The effective means for an undiscovered, perfect murder is illusive. The bottomless fear of discovery has kept most of us from the real life dastardly deed. But what about authors who need to craft a believable plot?
Help in planning a poisoning is on the way for mystery writers with this handbook. Those who kill 'fictionally' will find this book a valuable resource.
Poisons have been part of man's life, or to be more precise, death, for eons. It seems man has had the ability to kill and has no compunction not to do so, especially to his own kind.
For centuries man has bludgeoned, stabbed, shot, drowned, choked and used other nefarious means to kill. Some time ago, in the dark reaches of history, man discovered that certain plants and other things were not good to ingest and would kill the person who did so. Most likely this was by trial and error. Persons who held the knowledge of the first poisons were regarded with both fear and respect.
Poisons, over time, became the choice of women, academia and spies. Some of the first recorded uses of poisons were by the Romans, at about the time of Christ. Much of the empirical knowledge came about during the late dark ages and the Renaissance, thanks to the Popes and Princes.
This became the basis for modern pharmacology. Drugs such as digitalis, atropine and others owe their existence to the scientific investigation of plant preparations used to kill humans and animals. For example, in 1805 Bernard Serturner isolated morphine from opium. In 1815 one of the first books on toxicology was penned by M.J.B. Orfila, Traite des Poisons onToxicologie General. Poisoning was raised to a fine art in the 1800's and the use of poisons has been found in every culture around the globe. Today the use of poison is still an excellent means of dispatching a person into the afterlife.
For the purposes of this book for writers, we will define a poison as any substance that if taken by a human it will make them extremely ill or kill them. And for the record, all chemicals and all drugs are poisons. The only thing that makes some substances more poisonous than others is the amount required to achieve the specific results--poisoning is dose related.
The ability of a substance to kill a particular person depends on the amount given in relation to their sex, body weight, amount of body fat, and their own sensitivity to the poisonous substance. For example, the amount of cyanide required to make the average man sick may have no effect on another--such as the author of this book. A doctor weighs you when you go to his office because drug doses are based on milligrams of the drug per kilogram of body weight (mg/kg or parts per million.) What may be fine for one person could make someone weighing less very ill, or kill them.
A book that covers all types of poisons would be the size of an encyclopedia, and is not needed by the mystery writer in search of a believable method for their criminal to dispatch their victim. This handbook will discuss poisons a 'normal' person could get with little or no trouble, and if done right (like not using a credit card to buy it) will leave little or no trace back to the murderer.

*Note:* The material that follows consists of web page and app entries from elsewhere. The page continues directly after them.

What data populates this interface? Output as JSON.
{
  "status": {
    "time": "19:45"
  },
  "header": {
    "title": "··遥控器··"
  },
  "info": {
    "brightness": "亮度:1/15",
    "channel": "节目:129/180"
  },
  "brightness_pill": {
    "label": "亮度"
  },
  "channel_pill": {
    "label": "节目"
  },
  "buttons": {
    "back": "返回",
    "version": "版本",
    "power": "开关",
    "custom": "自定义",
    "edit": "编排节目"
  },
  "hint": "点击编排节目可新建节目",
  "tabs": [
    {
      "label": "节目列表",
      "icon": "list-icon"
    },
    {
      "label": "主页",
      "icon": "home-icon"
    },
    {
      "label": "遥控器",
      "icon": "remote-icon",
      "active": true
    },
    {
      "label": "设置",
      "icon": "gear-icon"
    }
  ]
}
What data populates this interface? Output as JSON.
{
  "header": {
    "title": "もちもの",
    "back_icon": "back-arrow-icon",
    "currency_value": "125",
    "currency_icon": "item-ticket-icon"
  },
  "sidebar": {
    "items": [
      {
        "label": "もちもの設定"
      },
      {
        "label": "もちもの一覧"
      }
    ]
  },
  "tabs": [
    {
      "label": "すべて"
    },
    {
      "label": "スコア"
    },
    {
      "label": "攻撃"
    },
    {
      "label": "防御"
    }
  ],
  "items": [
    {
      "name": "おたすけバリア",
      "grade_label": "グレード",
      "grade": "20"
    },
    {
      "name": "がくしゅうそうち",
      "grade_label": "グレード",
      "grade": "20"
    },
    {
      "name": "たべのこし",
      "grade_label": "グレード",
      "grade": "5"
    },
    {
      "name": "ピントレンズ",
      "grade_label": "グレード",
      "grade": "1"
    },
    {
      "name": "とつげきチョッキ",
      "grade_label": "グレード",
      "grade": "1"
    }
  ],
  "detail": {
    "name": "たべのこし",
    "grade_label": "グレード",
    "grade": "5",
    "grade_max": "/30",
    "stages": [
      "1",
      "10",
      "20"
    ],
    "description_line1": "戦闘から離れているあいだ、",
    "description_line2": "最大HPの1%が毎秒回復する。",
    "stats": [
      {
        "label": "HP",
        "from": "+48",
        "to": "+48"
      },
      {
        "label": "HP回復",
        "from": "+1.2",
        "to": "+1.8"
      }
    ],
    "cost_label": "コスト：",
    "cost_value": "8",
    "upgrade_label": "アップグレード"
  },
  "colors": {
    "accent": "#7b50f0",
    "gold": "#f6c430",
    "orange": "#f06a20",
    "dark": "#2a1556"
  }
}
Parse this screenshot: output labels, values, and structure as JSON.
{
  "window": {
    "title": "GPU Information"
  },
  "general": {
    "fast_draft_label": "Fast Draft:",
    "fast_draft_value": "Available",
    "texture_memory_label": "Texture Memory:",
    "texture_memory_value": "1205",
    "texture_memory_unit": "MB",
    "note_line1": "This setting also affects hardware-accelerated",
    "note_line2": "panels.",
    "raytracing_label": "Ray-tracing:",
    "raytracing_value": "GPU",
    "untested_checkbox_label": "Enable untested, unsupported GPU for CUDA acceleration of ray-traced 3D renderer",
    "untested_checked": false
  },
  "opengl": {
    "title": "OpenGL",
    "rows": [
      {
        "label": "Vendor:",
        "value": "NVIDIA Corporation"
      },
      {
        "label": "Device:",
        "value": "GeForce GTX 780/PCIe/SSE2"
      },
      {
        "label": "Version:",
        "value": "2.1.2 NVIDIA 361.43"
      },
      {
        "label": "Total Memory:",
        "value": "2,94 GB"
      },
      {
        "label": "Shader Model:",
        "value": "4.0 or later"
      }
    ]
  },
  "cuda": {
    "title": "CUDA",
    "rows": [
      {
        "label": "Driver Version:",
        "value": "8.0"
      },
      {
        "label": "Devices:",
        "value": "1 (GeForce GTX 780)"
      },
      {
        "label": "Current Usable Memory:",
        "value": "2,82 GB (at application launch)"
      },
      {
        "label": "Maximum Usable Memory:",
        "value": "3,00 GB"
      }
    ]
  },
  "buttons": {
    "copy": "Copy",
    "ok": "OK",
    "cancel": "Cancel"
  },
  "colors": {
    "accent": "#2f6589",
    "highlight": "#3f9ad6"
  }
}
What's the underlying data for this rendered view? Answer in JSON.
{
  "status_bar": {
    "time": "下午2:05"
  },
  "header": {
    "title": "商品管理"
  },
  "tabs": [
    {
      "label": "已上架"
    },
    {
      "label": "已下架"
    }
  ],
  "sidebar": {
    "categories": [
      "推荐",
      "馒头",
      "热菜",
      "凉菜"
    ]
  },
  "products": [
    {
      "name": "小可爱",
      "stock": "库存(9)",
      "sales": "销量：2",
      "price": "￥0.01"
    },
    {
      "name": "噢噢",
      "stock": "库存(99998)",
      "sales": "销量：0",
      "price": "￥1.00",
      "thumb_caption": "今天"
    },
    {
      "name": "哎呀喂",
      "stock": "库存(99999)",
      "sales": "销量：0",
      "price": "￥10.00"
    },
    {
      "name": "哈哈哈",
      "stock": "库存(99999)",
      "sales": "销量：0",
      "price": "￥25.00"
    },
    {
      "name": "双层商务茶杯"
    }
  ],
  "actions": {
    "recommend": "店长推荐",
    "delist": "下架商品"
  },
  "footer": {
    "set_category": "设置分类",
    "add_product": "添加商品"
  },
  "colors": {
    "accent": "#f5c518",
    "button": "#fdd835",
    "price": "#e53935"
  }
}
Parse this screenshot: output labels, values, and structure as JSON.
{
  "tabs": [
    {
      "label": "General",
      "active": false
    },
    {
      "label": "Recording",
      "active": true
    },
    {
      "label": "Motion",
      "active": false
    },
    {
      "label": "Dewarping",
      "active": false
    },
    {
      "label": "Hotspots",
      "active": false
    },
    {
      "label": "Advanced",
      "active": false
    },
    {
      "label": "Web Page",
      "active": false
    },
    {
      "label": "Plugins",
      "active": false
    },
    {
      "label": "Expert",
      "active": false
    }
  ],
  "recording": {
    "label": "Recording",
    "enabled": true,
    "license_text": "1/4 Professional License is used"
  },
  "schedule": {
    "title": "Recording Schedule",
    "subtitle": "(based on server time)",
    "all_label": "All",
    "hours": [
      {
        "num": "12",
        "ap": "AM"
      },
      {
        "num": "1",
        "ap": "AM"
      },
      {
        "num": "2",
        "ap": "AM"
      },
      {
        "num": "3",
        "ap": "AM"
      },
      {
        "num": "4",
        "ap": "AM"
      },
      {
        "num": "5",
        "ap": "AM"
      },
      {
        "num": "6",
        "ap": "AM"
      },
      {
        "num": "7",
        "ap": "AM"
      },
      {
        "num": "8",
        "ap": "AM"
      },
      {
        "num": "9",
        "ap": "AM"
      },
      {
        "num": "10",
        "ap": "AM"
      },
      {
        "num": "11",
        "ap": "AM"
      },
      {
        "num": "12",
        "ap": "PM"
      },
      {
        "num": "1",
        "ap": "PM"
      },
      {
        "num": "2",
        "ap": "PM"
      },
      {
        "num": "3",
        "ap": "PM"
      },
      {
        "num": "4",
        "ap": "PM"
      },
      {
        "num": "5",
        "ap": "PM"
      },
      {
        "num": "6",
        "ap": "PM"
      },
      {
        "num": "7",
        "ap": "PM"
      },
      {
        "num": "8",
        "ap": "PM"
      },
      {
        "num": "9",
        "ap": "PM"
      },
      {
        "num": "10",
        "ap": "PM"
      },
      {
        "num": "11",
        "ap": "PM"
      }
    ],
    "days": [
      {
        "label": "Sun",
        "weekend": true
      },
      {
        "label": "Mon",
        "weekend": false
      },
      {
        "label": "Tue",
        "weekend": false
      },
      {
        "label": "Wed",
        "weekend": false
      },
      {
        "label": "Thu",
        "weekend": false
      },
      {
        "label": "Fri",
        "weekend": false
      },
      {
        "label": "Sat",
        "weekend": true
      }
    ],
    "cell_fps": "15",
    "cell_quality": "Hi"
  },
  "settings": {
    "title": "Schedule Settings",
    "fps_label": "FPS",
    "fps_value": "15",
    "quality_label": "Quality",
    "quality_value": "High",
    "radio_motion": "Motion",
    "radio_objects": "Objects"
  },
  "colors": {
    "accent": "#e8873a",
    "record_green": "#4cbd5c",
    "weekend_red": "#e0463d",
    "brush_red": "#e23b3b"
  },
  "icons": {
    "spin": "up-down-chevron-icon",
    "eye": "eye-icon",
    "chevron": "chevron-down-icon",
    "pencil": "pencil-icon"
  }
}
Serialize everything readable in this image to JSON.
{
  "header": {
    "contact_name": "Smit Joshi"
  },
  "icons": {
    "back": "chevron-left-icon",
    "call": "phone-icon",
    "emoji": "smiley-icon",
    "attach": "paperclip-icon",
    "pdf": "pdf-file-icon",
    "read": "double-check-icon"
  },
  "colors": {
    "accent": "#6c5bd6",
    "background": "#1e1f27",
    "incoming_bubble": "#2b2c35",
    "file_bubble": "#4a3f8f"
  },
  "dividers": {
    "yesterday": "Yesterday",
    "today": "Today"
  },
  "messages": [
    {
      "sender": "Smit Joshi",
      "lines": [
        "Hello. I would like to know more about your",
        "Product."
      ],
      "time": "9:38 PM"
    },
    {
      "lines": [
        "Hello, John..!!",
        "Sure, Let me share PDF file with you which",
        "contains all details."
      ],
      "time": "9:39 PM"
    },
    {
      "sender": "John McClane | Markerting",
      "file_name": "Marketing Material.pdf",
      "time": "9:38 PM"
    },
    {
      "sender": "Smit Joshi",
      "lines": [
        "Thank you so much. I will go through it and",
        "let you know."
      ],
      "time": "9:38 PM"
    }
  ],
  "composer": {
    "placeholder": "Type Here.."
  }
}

We will, with a few exceptions, not discuss drugs because you need a prescription to get the really good ones. We won't discuss most industrial chemicals except in broad terms, and with a few exceptions, because again there are too many to list, and you would most likely leave a trace back to the criminal. We'll talk about poisons your book's criminal could readily obtain in the United States without much trouble (we've omitted the numerous poisons available in other countries.)
Get ready to plan your perfect fictional murder by poison.